(Data excerpts begins)
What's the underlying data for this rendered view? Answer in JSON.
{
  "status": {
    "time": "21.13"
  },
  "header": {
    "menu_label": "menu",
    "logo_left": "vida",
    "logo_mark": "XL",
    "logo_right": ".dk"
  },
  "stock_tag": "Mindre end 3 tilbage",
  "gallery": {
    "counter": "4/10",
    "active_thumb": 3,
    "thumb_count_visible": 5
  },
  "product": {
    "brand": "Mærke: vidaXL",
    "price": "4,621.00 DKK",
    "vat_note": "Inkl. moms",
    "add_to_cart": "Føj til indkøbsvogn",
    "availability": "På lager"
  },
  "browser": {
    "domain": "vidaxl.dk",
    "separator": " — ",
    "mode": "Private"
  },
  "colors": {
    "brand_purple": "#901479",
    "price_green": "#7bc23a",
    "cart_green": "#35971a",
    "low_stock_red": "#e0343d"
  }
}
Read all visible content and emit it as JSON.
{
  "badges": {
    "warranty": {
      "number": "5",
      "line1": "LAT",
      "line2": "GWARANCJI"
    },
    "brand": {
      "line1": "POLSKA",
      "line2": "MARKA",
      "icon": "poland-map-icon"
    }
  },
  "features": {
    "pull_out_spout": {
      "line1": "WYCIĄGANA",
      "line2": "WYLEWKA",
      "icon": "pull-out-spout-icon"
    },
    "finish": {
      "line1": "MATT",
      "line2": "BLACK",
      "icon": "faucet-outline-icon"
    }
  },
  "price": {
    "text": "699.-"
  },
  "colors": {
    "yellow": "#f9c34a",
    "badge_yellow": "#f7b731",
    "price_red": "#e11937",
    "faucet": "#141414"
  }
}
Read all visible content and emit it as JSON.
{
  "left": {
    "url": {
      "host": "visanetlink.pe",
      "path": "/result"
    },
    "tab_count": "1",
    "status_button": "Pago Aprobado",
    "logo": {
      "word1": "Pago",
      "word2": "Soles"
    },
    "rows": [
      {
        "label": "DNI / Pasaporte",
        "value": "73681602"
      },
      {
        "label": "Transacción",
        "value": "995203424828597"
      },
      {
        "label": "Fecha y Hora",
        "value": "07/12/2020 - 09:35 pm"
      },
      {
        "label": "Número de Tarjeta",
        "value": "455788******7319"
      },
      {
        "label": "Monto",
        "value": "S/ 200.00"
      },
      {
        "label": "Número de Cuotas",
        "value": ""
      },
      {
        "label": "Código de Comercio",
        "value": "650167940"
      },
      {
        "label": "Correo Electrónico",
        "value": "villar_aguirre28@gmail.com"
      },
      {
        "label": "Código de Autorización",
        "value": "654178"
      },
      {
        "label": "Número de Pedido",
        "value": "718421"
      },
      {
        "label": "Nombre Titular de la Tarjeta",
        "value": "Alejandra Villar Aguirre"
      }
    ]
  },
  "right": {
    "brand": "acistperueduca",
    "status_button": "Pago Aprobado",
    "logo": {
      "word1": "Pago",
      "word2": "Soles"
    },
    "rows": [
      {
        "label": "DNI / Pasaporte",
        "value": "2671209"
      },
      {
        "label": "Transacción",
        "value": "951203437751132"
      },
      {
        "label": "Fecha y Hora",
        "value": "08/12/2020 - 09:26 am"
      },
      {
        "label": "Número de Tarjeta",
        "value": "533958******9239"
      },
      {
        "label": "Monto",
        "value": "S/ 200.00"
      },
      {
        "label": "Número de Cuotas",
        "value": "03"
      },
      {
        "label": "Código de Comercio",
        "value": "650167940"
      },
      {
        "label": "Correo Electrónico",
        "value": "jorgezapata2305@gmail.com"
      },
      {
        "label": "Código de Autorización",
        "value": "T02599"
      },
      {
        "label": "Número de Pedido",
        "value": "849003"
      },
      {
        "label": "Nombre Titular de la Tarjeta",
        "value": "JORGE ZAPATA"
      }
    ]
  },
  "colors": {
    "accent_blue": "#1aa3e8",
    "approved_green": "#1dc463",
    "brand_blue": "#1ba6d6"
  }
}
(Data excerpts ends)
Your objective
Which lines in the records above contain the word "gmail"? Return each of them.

Answer section
        "value": "villar_aguirre28@gmail.com"
        "value": "jorgezapata2305@gmail.com"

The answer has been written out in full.